      M$ put it where the sun don’t shine

  • milksop held

    There better be a hack to be able to use without the subscription

  • SickPuP

    Why do I have to be a member of the cloud based software for desktop to have access to the mobile version? This makes no sense. I have an Office 365 license with my company but I do not believe these should be linked from a consumer standpoint. I will stick with the free office tools available for Android. The only app I would like to see is Outlook because the built in email client for Android is horrid.

  • Dash Foster

    Microsoft will probably release it for android when the YouTube app gets released for Windows phone 8. Microsoft and Apple seem to be getting closer, especially when Apple changed Siri to using Bing search results rather than Google.

  • 윌 스튜어트

    I for one prefer to do work on my PC rather than my phone – I tried to do it on my phone but it was a very fatigue & tiring experience.

  • arian.salihu

    chromebook will be a huge succes only if he will support microsoft office
    mark my word ! :P

  • Abdel Aziz Farhi

    99.99$ for a service so basic and only a 1 year subscription .. There are better alternatives on Play Store for the price of 15$ at most.

  • Jim jam

    Kingsoft office is free and can do much more.

  • Jose Jimenez

    Why would you want to have the full version of Microsoft Office on your Phone? If you are in need of it; just take your laptop or you can always using remote desktop to your home or work computer and do your work from there.

  • John Lawson

    Will it allow you to use Tables in Word ?

  • mikegonzalez2k

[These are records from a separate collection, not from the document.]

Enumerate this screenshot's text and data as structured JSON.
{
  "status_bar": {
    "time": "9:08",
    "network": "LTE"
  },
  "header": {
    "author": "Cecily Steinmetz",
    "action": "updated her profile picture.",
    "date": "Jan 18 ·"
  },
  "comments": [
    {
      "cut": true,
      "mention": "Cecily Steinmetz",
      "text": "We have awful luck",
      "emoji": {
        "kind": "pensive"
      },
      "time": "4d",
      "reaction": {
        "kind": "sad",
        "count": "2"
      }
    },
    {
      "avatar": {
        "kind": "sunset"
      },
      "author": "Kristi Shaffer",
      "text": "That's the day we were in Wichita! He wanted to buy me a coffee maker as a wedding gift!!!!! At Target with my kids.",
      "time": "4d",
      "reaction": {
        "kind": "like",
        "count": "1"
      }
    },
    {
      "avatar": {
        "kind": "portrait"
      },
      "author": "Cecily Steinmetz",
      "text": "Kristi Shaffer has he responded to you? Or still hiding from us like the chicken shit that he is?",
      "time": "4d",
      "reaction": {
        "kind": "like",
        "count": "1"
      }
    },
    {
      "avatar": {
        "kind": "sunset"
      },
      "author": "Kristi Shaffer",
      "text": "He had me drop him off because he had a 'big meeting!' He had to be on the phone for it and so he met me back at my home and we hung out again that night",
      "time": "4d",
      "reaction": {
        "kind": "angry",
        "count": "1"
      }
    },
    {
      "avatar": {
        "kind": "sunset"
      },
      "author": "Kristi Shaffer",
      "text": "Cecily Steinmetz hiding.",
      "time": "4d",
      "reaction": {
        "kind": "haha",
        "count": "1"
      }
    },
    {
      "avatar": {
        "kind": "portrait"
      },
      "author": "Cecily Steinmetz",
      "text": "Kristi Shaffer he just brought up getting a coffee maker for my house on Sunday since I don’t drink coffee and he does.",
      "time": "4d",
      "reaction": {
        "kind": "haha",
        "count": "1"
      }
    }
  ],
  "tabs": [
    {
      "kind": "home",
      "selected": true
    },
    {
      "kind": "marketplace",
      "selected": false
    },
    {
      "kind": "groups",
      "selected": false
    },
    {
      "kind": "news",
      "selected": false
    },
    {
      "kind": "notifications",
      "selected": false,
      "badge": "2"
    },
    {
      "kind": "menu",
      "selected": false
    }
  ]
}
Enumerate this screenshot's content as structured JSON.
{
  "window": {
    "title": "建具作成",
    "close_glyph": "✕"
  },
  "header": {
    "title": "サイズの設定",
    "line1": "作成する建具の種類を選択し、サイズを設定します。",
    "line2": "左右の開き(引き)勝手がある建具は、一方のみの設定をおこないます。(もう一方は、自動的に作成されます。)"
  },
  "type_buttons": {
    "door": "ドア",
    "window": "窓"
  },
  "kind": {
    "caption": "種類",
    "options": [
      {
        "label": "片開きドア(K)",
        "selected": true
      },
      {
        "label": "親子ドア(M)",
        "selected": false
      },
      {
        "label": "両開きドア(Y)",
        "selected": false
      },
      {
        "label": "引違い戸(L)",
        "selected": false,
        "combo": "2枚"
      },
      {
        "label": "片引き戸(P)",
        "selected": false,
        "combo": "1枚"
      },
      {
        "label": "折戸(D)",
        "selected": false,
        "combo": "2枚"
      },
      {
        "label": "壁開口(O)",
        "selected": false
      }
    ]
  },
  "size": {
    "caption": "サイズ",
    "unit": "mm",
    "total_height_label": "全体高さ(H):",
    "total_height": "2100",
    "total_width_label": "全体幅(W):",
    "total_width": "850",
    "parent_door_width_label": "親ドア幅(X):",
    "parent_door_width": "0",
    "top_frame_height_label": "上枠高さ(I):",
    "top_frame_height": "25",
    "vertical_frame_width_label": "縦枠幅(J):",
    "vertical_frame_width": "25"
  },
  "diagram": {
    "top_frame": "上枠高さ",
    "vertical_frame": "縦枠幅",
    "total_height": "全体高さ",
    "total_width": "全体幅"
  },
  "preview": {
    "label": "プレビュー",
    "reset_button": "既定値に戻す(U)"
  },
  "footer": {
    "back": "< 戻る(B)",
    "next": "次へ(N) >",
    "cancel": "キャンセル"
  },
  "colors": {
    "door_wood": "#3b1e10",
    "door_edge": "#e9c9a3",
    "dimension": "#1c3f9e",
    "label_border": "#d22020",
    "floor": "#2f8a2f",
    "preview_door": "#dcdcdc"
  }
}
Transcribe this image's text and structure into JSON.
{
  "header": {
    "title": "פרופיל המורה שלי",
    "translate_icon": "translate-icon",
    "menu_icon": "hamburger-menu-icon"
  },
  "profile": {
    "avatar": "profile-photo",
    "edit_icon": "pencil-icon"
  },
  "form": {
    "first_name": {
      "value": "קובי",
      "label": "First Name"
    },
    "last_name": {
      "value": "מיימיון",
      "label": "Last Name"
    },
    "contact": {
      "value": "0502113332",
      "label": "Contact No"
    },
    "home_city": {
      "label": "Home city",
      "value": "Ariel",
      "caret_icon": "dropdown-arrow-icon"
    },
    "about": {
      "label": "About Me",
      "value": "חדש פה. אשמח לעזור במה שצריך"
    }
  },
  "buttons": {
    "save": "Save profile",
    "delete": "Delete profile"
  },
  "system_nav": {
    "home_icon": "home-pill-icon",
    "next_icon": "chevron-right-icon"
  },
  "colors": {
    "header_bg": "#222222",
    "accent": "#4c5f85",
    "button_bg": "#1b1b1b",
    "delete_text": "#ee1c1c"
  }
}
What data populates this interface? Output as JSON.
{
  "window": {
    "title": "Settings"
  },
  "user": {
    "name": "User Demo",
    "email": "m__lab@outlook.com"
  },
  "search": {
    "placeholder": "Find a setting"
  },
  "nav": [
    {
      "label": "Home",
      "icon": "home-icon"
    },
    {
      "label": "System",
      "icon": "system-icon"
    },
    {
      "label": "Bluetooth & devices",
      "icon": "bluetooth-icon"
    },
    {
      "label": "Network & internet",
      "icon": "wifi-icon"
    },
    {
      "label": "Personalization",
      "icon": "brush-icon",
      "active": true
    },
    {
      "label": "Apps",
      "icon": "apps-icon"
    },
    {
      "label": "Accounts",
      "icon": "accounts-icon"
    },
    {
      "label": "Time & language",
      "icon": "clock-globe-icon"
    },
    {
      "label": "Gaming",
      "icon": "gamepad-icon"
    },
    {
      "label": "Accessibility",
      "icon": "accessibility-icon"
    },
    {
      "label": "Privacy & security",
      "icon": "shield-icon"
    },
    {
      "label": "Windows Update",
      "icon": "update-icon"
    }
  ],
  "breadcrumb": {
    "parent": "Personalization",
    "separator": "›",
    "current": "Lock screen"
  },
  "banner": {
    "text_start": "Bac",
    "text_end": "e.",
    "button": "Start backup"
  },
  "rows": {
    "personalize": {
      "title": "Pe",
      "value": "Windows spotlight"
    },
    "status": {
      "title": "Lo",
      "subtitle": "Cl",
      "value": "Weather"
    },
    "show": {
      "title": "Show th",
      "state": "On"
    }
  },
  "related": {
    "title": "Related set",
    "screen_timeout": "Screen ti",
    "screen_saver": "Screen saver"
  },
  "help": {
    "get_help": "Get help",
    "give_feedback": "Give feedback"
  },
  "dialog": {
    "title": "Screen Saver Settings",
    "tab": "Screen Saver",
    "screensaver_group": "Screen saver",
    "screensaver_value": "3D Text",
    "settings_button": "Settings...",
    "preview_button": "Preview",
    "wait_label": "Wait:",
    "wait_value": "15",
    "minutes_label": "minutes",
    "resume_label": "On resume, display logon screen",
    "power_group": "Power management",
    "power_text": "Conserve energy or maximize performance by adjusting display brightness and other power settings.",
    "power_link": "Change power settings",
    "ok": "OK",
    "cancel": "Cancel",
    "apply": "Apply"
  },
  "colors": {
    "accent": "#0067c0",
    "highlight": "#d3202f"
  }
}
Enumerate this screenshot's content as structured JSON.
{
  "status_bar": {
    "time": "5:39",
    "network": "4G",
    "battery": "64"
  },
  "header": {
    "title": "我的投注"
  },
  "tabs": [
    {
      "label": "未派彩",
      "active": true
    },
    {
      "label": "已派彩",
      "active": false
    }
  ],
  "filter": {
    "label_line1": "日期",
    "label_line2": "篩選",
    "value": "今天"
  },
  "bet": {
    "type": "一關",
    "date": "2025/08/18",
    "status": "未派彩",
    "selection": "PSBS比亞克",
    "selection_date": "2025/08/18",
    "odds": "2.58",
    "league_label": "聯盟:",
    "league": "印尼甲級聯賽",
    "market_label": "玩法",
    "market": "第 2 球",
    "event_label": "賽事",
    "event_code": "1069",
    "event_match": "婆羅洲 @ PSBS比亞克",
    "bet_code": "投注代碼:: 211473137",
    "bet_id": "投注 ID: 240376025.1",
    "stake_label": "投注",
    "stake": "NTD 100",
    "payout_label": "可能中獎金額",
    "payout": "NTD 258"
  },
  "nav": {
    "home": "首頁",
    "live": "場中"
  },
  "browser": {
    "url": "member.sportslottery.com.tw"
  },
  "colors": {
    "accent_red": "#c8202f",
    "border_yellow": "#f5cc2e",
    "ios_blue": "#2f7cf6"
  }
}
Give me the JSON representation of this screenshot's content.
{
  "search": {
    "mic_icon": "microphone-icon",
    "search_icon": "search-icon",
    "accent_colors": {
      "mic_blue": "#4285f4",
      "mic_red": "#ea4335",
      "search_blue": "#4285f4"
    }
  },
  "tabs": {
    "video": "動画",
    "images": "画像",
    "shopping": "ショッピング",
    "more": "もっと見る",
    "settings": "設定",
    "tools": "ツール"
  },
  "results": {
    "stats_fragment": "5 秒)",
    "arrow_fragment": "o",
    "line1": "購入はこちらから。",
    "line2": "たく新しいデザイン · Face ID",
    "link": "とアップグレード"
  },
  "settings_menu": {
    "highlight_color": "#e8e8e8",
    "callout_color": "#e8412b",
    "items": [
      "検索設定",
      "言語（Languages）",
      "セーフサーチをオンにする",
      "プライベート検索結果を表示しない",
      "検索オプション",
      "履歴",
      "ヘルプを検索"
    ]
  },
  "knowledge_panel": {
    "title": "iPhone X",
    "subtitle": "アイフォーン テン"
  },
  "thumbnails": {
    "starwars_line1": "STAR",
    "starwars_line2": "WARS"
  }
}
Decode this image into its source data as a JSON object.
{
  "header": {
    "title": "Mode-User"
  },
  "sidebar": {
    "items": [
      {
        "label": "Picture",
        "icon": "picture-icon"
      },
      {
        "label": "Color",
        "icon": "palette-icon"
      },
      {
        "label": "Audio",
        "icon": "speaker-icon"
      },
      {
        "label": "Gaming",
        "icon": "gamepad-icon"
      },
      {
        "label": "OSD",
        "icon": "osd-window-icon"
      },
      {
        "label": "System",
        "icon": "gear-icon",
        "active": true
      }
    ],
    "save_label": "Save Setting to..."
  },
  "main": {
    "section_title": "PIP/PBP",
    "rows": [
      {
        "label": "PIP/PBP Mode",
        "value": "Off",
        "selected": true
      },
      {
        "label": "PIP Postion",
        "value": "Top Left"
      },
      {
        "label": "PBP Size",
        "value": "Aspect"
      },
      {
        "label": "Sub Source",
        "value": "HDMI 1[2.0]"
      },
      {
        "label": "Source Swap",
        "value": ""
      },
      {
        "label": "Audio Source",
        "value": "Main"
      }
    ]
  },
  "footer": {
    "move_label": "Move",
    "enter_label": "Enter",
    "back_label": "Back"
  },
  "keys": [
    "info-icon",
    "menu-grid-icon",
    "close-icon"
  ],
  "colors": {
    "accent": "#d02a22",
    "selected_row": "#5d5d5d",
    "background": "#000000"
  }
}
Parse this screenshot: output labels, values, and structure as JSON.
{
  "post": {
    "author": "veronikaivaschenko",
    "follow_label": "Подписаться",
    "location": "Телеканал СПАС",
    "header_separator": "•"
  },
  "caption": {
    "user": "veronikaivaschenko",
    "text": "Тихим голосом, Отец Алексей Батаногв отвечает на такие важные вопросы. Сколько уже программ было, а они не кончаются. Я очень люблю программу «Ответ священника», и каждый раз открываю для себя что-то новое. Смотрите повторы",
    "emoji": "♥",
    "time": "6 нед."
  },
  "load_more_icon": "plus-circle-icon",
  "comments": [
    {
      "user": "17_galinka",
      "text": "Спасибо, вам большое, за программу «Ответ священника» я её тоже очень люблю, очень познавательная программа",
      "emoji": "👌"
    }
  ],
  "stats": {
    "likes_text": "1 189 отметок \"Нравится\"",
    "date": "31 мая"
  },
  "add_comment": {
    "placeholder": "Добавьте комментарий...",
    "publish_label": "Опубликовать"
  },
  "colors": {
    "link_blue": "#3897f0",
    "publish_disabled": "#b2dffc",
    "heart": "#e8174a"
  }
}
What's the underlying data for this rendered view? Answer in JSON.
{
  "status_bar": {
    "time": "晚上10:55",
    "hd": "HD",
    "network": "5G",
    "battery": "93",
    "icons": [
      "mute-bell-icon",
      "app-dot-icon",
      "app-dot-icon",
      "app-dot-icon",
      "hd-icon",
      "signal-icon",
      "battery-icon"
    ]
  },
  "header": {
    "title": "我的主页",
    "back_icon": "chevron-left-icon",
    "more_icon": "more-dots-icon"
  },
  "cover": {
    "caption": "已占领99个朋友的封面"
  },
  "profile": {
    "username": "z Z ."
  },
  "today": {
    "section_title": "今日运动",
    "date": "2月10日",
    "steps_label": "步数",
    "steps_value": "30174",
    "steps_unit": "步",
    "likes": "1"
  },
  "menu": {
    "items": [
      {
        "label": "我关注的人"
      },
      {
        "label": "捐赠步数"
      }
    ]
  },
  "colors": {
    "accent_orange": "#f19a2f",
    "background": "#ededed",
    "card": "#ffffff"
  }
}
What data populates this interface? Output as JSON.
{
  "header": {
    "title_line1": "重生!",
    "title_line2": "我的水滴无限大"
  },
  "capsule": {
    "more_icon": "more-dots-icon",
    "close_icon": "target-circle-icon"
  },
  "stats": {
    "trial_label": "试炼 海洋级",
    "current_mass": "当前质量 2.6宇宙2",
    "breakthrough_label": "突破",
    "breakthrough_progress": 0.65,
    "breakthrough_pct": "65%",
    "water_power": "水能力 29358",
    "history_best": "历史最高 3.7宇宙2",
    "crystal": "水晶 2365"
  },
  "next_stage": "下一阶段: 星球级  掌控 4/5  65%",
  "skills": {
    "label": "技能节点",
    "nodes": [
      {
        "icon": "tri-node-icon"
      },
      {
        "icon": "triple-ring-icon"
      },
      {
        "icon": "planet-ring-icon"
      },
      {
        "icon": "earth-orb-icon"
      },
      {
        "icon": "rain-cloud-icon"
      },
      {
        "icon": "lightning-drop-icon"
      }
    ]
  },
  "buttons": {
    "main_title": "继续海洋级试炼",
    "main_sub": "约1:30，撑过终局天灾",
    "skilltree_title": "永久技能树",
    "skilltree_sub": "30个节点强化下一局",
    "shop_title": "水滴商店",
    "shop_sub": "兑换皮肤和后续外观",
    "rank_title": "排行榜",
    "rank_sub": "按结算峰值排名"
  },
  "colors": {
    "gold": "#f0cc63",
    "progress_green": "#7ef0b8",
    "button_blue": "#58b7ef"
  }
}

    Anyone considering this should use something like Polaris or Kingston Office or Office Suite Pro. They are healthy alternatives which has most of the functionality that normal MS Office has.


    Kingston Office

    Office Suite Pro